I’ve done most of my database programming with MySQL MyISAM tables. As I’m taking up Yii for the first time, I’m also making the leap to InnoDB tables.
I might not be understanding Foreign Key constraints. Or, at least, with Yii Active Record, I’m seeing “cannot delete parent row” errors that I don’t think I should be seeing.
Suppose I am importing sales data and saving it in the database. One of the imported items is the agent who made the sale. I created a second table (normalization) to hold the agent name, and the sales table stores the row id of that agent.
The agent table might look like this:
id, auto increment primary key

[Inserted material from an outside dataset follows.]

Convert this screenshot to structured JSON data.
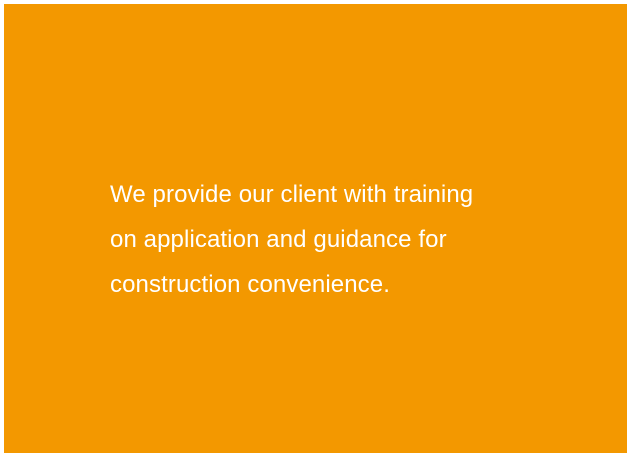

I then set up the sale table to look like this:
id, auto increment primary key
…various columns of sale data…
t_agent_id, int not null
ADD CONSTRAINT fk_sale_agent_id FOREIGN KEY (t_agent_id) REFERENCES agent (id) ON DELETE NO ACTION ON UPDATE NO ACTION
So, in the sale table, I could have many sales which all reference the same agent who made the sale.
The models and crud and views all look like the correct relationships are set up as generated by gii with giix extension.
It seems to me that I should be able to delete a row of the sale table without deleting the referenced agent row. After all, that agent could have hundreds of sales, and I ought to be able to delete one of those sales without deleting the agent.
That’s where I get an error message to the effect that I can’t delete the parent row because of the foreign key constraint. I apologize for being vague here: I was trying all sorts of things trying to understand what the issue was, and I’m not totally clear on what caused what.
My solution, so far, has been to simply delete the foreign keys. The generated code keeps the relationship, so joins still work automatically. Nice! However, my solution is obviously WRONG. You can’t fix an integrity problem by removing the integrity check!
I established a foreign key expressing a many-to-one relationship, because on the view showing the sale, I want it to follow the table join to display the agent name.
I’ve done a fair amount of searching documentation and tutorials, and I can’t find an answer that makes sense in setting up this relationship.
Some answers imply that I have it backwards. In other words, the foreign key should be attached to the agent table expressing a one-to-many relationship to the sale table. Is that the right answer, and can gii then reverse-engineer the sale model/view to follow the agent id to the agent name?
Some answers imply that I should have foreign key constraints on both tables, pointing to each other. Intuitively, to me, that does not make sense.
To summarize, my situation is this:
As part of standard normalization, I took a repeating data item and put it in a second table. I then point to the item by placing the value of that row’s primary key in the first table. (I’m doing this many times with a few dozen tables, but if I can do this correctly for two tables, I can do it for the rest.)
I am expressing the relationships via InnoDB Foreign Keys. This is my first time working with foreign keys in MySQL, and there is very likely something here which I’m not understanding.
I am expecting Yii generated code to take this all in, and have everything hang together as intended. So far this part is looking good.
I get the concept of cascading deletes, but I’m specifying ON DELETE NO ACTION. It makes no sense for the deletion of one sale row to delete the agent row. This, again, warns me that I might have the whole arrangement backward.
Hmm… let me take it one step further. I really have a web of interconnected tables.
Suppose I have both a sale table, and a commissions-paid table, which both point to the agent table. Both sales, and commissions, are attached to a specific agent, and that agent has a row in the agent table.
The way I have it now, the sale table has a foreign key pointing to the agent table, and the commission table also has a foreign key pointing to the agent table.
Should I have it the other way around? That is, the agent table should have two foreign keys, one pointing to the sale table and one pointing to the commission table? Then it would make sense for the constraint to specify something like ON UPDATE SET NULL (which I believe means set the item in the other table to null when deleting the row of this table).
And, if I set it up that way, can the model/crud generators for the sale table figure out the sale table’s relation to the agent table, even though the foreign key is attached to the agent table?
Thanks for any help or links to documentation you can suggest!
Cannon Falls Minnesota